Lower House of Irish Government Passes Civil Partnership Bill
Date of incident: July 5, 2010
Category: Government Restrictions
Attack against: Morals
Area of case: Political / Workplace
Lead politicians backing the bill refuse to allow a conscience clause; opposition parties claim that the objections of Christians are being ignored.Irish politicians in the Dáil passed a controversial civil partnership bill which will leave registrars open to a fine and prison sentence for refusing to carry out same-sex civil partnerships. The Civil Partnership and Certain Rights and Obligations of Cohabitants Bill, as it is now called, was passed by TDs in the Dáil, the lower house of representatives, without a vote. The Senate, Ireland’s upper house, must pass the legislation before it can become law. The Bill lays out fines of up to €2,000 and/or up to a six month jail term for those who defy it through conscientious objection to performing same-sex civil partnerships.
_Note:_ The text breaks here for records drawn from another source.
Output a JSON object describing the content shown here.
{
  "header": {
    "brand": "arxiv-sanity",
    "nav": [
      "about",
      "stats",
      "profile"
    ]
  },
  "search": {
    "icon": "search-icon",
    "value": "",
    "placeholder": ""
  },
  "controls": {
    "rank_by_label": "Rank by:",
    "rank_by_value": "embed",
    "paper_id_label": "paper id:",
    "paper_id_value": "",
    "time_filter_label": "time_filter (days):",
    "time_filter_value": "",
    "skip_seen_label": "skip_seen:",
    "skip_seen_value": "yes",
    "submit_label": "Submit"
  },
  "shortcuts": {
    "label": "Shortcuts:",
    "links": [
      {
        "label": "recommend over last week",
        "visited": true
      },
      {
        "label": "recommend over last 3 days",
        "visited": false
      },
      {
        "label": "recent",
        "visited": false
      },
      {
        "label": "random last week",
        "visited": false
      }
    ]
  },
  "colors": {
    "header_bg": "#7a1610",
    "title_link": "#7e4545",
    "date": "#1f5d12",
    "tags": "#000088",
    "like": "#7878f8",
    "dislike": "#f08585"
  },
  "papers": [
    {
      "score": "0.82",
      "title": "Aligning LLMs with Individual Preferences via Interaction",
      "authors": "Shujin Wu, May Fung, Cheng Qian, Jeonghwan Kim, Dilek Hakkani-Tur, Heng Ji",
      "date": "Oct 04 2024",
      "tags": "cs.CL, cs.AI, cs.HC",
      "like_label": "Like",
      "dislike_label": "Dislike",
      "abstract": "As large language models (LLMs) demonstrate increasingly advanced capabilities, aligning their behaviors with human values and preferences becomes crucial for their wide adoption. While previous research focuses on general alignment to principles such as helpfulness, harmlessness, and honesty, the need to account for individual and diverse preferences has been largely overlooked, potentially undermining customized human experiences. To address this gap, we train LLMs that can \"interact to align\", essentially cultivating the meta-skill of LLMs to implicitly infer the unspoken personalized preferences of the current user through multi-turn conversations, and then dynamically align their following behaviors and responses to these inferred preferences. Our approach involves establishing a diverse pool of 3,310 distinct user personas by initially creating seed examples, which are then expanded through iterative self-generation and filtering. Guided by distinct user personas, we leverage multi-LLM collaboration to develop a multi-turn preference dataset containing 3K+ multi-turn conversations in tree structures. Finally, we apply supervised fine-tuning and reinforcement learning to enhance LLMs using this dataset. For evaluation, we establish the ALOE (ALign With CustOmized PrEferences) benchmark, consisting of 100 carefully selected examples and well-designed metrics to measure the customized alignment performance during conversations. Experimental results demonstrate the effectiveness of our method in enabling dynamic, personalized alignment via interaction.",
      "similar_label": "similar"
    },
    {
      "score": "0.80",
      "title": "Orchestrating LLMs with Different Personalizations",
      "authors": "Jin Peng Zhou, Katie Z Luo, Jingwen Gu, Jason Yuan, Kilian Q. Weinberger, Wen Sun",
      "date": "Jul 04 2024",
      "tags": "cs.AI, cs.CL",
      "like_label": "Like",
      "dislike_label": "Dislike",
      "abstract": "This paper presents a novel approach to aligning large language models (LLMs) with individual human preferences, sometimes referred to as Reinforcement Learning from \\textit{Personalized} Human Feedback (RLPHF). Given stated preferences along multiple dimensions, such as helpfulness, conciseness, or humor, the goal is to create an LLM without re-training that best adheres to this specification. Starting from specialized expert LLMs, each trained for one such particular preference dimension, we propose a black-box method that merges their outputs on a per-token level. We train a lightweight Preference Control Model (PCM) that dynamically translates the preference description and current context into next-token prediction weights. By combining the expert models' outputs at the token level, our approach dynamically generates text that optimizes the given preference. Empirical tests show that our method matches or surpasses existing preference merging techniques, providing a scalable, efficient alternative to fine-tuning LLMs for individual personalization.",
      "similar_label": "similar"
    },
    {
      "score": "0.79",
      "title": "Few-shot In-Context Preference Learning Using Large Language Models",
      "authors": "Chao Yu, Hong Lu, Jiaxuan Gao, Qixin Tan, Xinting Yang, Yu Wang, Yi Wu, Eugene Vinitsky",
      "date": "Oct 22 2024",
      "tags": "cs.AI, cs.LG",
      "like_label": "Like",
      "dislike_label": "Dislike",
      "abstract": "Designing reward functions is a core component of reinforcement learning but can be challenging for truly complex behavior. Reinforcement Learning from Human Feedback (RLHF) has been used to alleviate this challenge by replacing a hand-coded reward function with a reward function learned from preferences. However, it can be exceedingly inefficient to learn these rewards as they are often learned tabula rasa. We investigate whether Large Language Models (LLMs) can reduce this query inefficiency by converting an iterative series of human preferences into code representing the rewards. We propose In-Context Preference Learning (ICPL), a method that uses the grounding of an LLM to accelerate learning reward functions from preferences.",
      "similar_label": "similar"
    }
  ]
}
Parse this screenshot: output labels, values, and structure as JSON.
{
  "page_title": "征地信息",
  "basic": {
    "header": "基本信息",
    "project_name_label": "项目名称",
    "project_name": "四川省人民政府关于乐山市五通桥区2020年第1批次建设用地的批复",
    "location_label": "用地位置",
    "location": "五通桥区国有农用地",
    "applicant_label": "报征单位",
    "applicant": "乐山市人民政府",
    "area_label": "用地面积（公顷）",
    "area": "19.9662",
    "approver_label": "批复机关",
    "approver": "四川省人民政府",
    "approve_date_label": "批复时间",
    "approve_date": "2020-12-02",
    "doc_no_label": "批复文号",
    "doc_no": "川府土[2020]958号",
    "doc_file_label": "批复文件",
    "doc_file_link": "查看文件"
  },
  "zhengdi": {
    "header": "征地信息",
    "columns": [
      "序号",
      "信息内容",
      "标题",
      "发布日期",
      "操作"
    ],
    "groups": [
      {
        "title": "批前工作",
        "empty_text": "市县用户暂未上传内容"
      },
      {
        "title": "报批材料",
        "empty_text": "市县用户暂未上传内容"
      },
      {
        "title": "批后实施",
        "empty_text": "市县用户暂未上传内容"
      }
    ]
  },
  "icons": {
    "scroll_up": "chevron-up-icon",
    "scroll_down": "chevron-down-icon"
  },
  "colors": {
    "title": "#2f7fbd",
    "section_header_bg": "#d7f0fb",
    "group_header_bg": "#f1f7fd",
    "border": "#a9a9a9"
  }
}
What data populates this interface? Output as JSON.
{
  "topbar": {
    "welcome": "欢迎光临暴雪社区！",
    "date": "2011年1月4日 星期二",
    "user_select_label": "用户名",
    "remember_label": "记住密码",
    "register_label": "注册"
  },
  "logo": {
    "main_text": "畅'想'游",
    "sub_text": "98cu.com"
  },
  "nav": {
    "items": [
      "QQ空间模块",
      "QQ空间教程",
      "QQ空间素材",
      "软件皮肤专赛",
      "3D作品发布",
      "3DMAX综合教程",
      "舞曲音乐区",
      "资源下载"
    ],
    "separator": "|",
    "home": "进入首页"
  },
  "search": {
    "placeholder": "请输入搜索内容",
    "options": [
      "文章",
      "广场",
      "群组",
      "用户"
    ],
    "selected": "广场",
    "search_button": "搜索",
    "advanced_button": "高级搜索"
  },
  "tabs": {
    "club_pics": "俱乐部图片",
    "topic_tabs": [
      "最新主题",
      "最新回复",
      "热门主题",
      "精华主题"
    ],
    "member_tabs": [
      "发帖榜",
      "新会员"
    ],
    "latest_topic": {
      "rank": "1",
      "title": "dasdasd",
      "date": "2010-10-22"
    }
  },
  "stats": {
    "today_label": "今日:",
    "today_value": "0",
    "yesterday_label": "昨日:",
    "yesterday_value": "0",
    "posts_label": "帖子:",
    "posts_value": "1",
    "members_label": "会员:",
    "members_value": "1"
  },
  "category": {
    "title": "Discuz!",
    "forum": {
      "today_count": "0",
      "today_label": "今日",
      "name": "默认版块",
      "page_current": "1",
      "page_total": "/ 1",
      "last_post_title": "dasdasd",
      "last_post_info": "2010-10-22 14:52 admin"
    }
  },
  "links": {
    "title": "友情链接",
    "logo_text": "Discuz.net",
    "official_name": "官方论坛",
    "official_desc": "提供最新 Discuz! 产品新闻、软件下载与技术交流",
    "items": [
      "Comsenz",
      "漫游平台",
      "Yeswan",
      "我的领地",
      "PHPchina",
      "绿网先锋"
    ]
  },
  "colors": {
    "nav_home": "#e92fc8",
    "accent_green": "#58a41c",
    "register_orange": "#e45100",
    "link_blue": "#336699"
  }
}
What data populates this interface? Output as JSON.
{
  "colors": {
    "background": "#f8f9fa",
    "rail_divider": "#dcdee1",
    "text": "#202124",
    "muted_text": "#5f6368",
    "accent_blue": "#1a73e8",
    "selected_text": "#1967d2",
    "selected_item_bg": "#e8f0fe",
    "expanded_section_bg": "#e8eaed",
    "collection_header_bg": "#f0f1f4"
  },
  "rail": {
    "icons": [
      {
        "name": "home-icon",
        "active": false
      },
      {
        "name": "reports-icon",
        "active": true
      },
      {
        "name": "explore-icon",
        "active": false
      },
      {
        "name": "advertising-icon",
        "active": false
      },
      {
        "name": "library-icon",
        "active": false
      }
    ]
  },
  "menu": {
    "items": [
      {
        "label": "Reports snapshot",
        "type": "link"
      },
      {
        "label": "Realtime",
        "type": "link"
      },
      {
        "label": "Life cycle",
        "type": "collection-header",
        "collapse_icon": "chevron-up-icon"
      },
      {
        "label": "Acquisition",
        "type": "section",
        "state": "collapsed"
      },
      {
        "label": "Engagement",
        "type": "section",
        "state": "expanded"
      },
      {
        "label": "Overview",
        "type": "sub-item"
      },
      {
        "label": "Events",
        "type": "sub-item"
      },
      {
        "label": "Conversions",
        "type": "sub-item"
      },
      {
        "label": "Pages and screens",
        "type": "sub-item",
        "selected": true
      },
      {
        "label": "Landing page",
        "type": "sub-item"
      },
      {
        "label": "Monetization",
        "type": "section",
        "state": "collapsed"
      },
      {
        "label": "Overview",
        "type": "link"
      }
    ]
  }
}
In the debate opposition TD Seymour Crawford said many groups had appealed to him for a conscience clause: “I may be the only Deputy who got this material but I assure the House I got it from Catholic bishops, Church of Ireland, Baptist and Presbyterian ministers, and many individuals throughout the country. “I make no apology of any kind for raising the matter on their behalf,” he said. But the Irish Justice Minister, Dermot Ahern, who has consistently ruled out inserting a conscience clause, claimed: “There has been no representation or indication of any kind regarding the freedom of conscience issue; rather there has been a positive view from people of what we are doing in this regard.” Mr Ahern later acknowledged that representations had been made, but said that registrars did not want a conscience clause. He also commented: “I say, resolutely, to people who suggest there should be a freedom of conscience clause, that if we pass laws in this House we expect them to be implemented. Senator Jim Walsh said that the lack of a conscience clause will move the country “to a totalitarian society which certainly many of us, particularly liberals, would argue against if it were impinging upon their beliefs”. In May a group of 19 church leaders wrote to the Irish Times declaring that the Civil Partnership Bill was a “direct attack” on freedom of conscience and freedom of religion. In March, Roman Catholic bishops criticised the legislation, warning that it “represents a fundamental revolution in our understanding of marriage and the family and cannot go unchallenged.” David Quinn, a commentator writing in the Irish Independent, complained that Christians’ views on the Bill were being ignored. We thank the Christian Institute for this report.